10. We may mention in passing an argument of the learned Public Prosecutor based on certain decisions of civil cases that although Mr. Nainar was no longer the Sessions Judge of Chittoor he was still a Sessions Judge possessing certain powers on account of holding that office; but we find no ground for thinking that a Sessions Judge who has ceased to be the Sessions Judge of one division and has not become the Sessions Judge of another has any powers as a Sessions Judge simpliciter. He has jurisdiction to exercise the powers of a Sessions Judge only by virtue of his appointment to a particular Sessions division.
11. We therefore hold that Section 367 of the Criminal Procedure Code does not authorise a succeeding Judge to pronounce a judgment of his predecessor. We agree with the learned advocates for the appellants that the moment Mr. Nainar handed over charge to Mr. Panchapakesa Aiyar he became, functus officio and had no jurisdiction to write a judgment; and Mr. Panchapakesa Aiyar had no jurisdiction to pronounce a judgment based on evidence recorded by Mr. Nainar. If Mr. Nainar had no jurisdiction to write a judgment and if what purports to be his judgment is not a judgment, then the defect, if it may be so called, cannot be cured by Section 537 of the Criminal Procedure Code. That section says:
No finding, sentence or order passed by a Court of competent jurisdiction shall be reversed or altered,...on account of any error, omission or irregularity in the ... judgment...
If, as we have held, there was no judgment and if what was pronounced by Mr. Panchapakesa Aiyar was merely an expression of the opinions of Mr. Nainar on the evidence that he had heard, then there was no judgment that could be cured, and the order convicting the appellants was entirely without jurisdiction and therefore void.
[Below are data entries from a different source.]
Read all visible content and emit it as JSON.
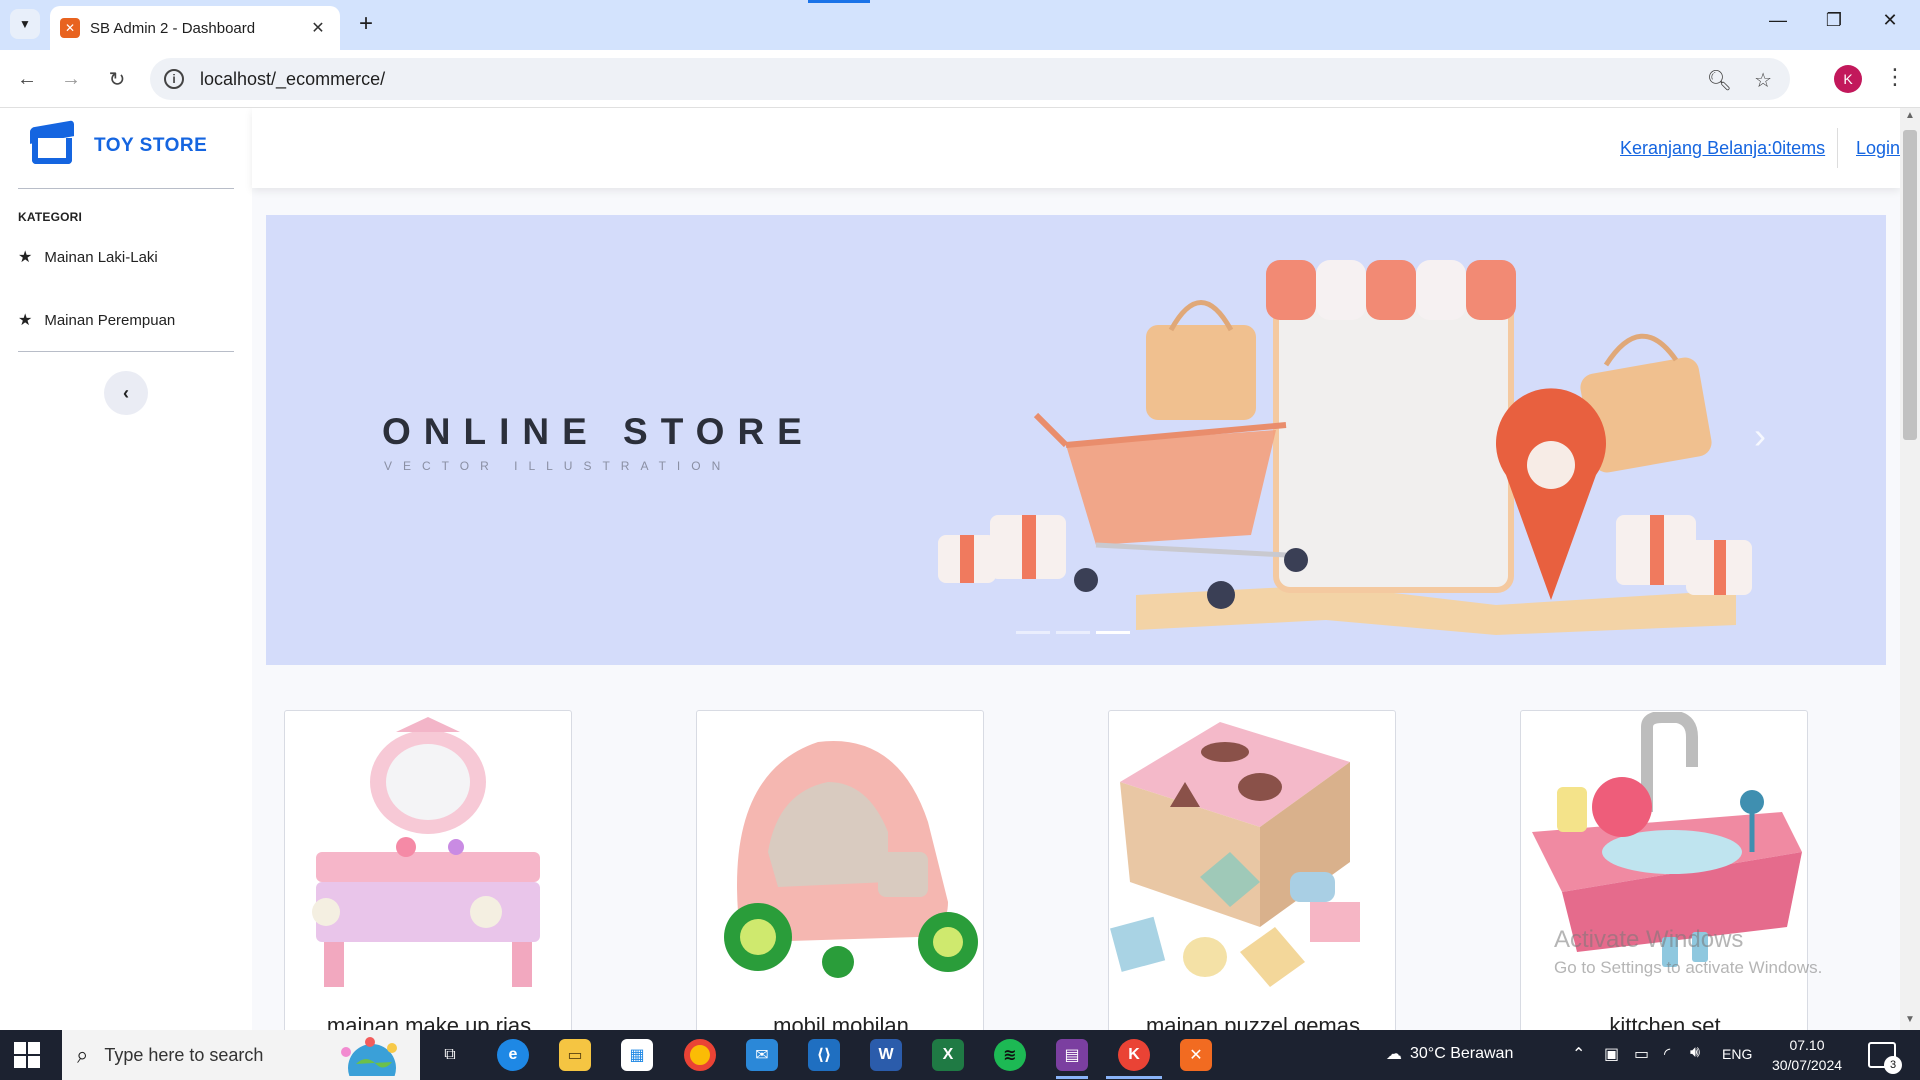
{
  "browser": {
    "tab_title": "SB Admin 2 - Dashboard",
    "url": "localhost/_ecommerce/",
    "profile_initial": "K"
  },
  "site": {
    "brand": "TOY STORE",
    "sidebar": {
      "heading": "KATEGORI",
      "items": [
        {
          "label": "Mainan Laki-Laki",
          "icon": "star-icon"
        },
        {
          "label": "Mainan Perempuan",
          "icon": "star-icon"
        }
      ]
    },
    "topbar": {
      "cart": "Keranjang Belanja:0items",
      "login": "Login"
    },
    "banner": {
      "title": "ONLINE STORE",
      "subtitle": "VECTOR ILLUSTRATION",
      "slides": 3,
      "active_slide": 3
    },
    "products": [
      {
        "name": "mainan make up rias"
      },
      {
        "name": "mobil mobilan"
      },
      {
        "name": "mainan puzzel gemas"
      },
      {
        "name": "kittchen set"
      }
    ],
    "colors": {
      "accent": "#1565e0",
      "banner_bg": "#d4dcfa"
    }
  },
  "watermark": {
    "line1": "Activate Windows",
    "line2": "Go to Settings to activate Windows."
  },
  "taskbar": {
    "search_placeholder": "Type here to search",
    "weather": "30°C  Berawan",
    "language": "ENG",
    "time": "07.10",
    "date": "30/07/2024",
    "notification_count": "3"
  }
}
It would follow that the appellants were not lawfully convicted.
12. Notice has been given to the third and fourth accused, in whose favour an order of acquittal was passed. Since the order purporting to acquit them was not embodied in a valid judgment they were not legally acquitted.
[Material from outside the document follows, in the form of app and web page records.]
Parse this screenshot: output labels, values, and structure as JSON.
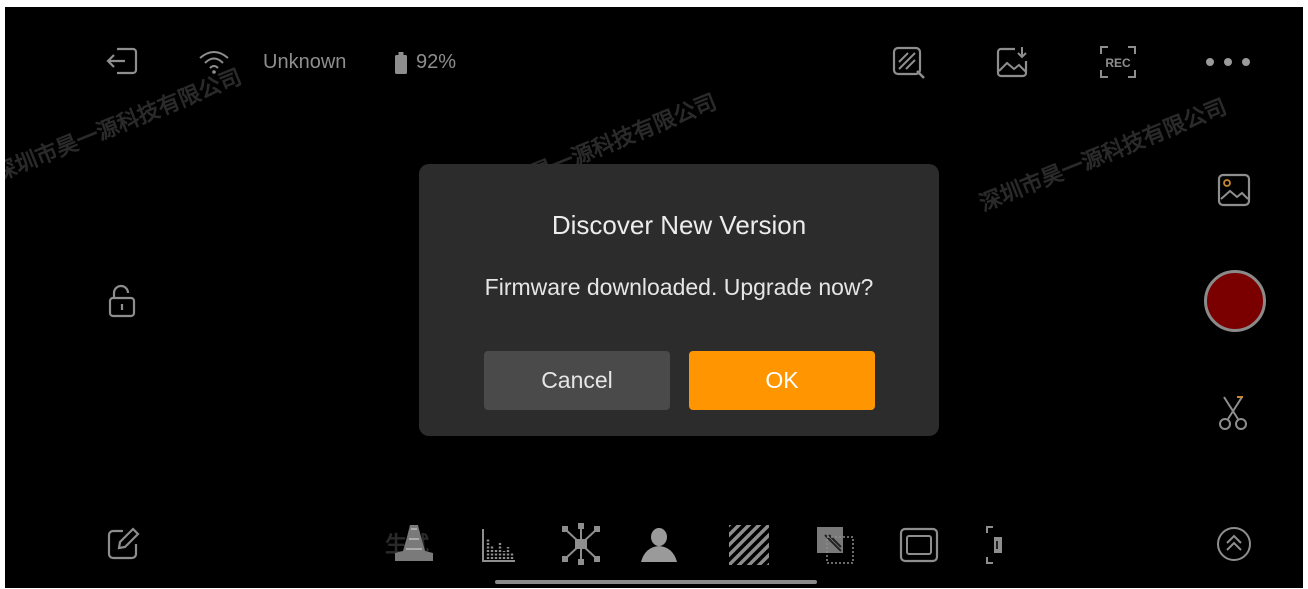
{
  "colors": {
    "background": "#000000",
    "dialog_bg": "#2c2c2c",
    "cancel_bg": "#4a4a4a",
    "ok_bg": "#ff9500",
    "record_fill": "#7a0000",
    "icon_gray": "#8e8e8e"
  },
  "status_bar": {
    "network": "Unknown",
    "battery": "92%"
  },
  "watermark": {
    "text_long": "深圳市昊一源科技有限公司",
    "text_short": "生试"
  },
  "dialog": {
    "title": "Discover New Version",
    "message": "Firmware downloaded. Upgrade now?",
    "cancel_label": "Cancel",
    "ok_label": "OK"
  },
  "icons": {
    "top_left": [
      "exit-icon",
      "wifi-icon",
      "battery-icon"
    ],
    "top_right": [
      "edit-image-icon",
      "save-image-icon",
      "rec-icon",
      "more-icon"
    ],
    "left": [
      "unlock-icon",
      "edit-icon"
    ],
    "right": [
      "gallery-icon",
      "record-button",
      "scissors-icon",
      "expand-up-icon"
    ],
    "bottom_tools": [
      "waveform-icon",
      "histogram-icon",
      "vectorscope-icon",
      "skin-tone-icon",
      "zebra-icon",
      "false-color-icon",
      "frame-guide-icon",
      "aspect-ratio-icon"
    ]
  }
}
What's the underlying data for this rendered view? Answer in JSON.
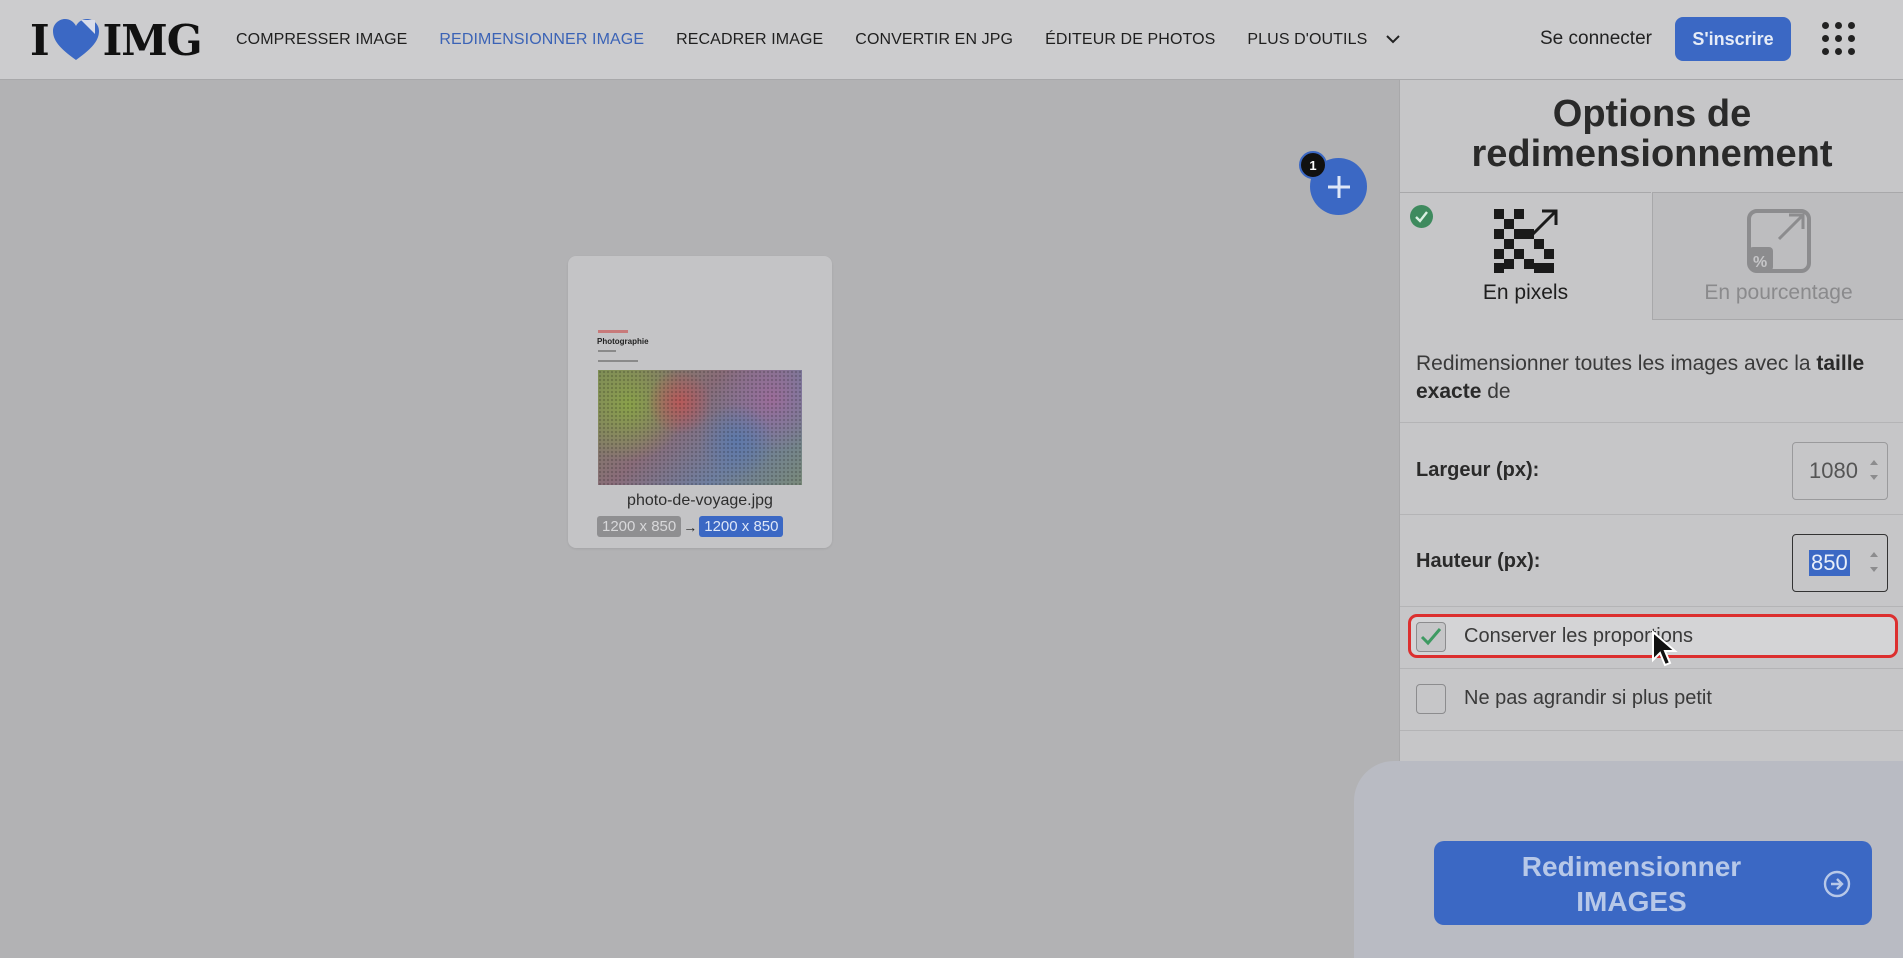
{
  "header": {
    "logo_text_left": "I",
    "logo_text_right": "IMG",
    "nav": [
      {
        "label": "COMPRESSER IMAGE",
        "active": false
      },
      {
        "label": "REDIMENSIONNER IMAGE",
        "active": true
      },
      {
        "label": "RECADRER IMAGE",
        "active": false
      },
      {
        "label": "CONVERTIR EN JPG",
        "active": false
      },
      {
        "label": "ÉDITEUR DE PHOTOS",
        "active": false
      },
      {
        "label": "PLUS D'OUTILS",
        "active": false
      }
    ],
    "login_label": "Se connecter",
    "signup_label": "S'inscrire",
    "accent_color": "#3b68c4"
  },
  "workspace": {
    "file": {
      "name": "photo-de-voyage.jpg",
      "thumb_title": "Photographie",
      "size_original": "1200 x 850",
      "size_arrow": "→",
      "size_new": "1200 x 850"
    },
    "add_button_icon": "plus-icon",
    "file_count": "1"
  },
  "panel": {
    "title_line1": "Options de",
    "title_line2": "redimensionnement",
    "tabs": [
      {
        "label": "En pixels",
        "icon": "pixel-grid-resize-icon",
        "selected": true
      },
      {
        "label": "En pourcentage",
        "icon": "percent-resize-icon",
        "selected": false
      }
    ],
    "description_pre": "Redimensionner toutes les images avec la ",
    "description_bold": "taille exacte",
    "description_post": " de",
    "width_label": "Largeur (px):",
    "width_value": "1080",
    "height_label": "Hauteur (px):",
    "height_value": "850",
    "keep_ratio_label": "Conserver les proportions",
    "keep_ratio_checked": true,
    "no_enlarge_label": "Ne pas agrandir si plus petit",
    "no_enlarge_checked": false
  },
  "cta": {
    "line1": "Redimensionner",
    "line2": "IMAGES"
  }
}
13. In the result, Sessions Case No. 38 of 1945, is remanded to the Sessions Court for disposal after re-hearing. In other words, a fresh trial will have to be held by the present Sessions Judge.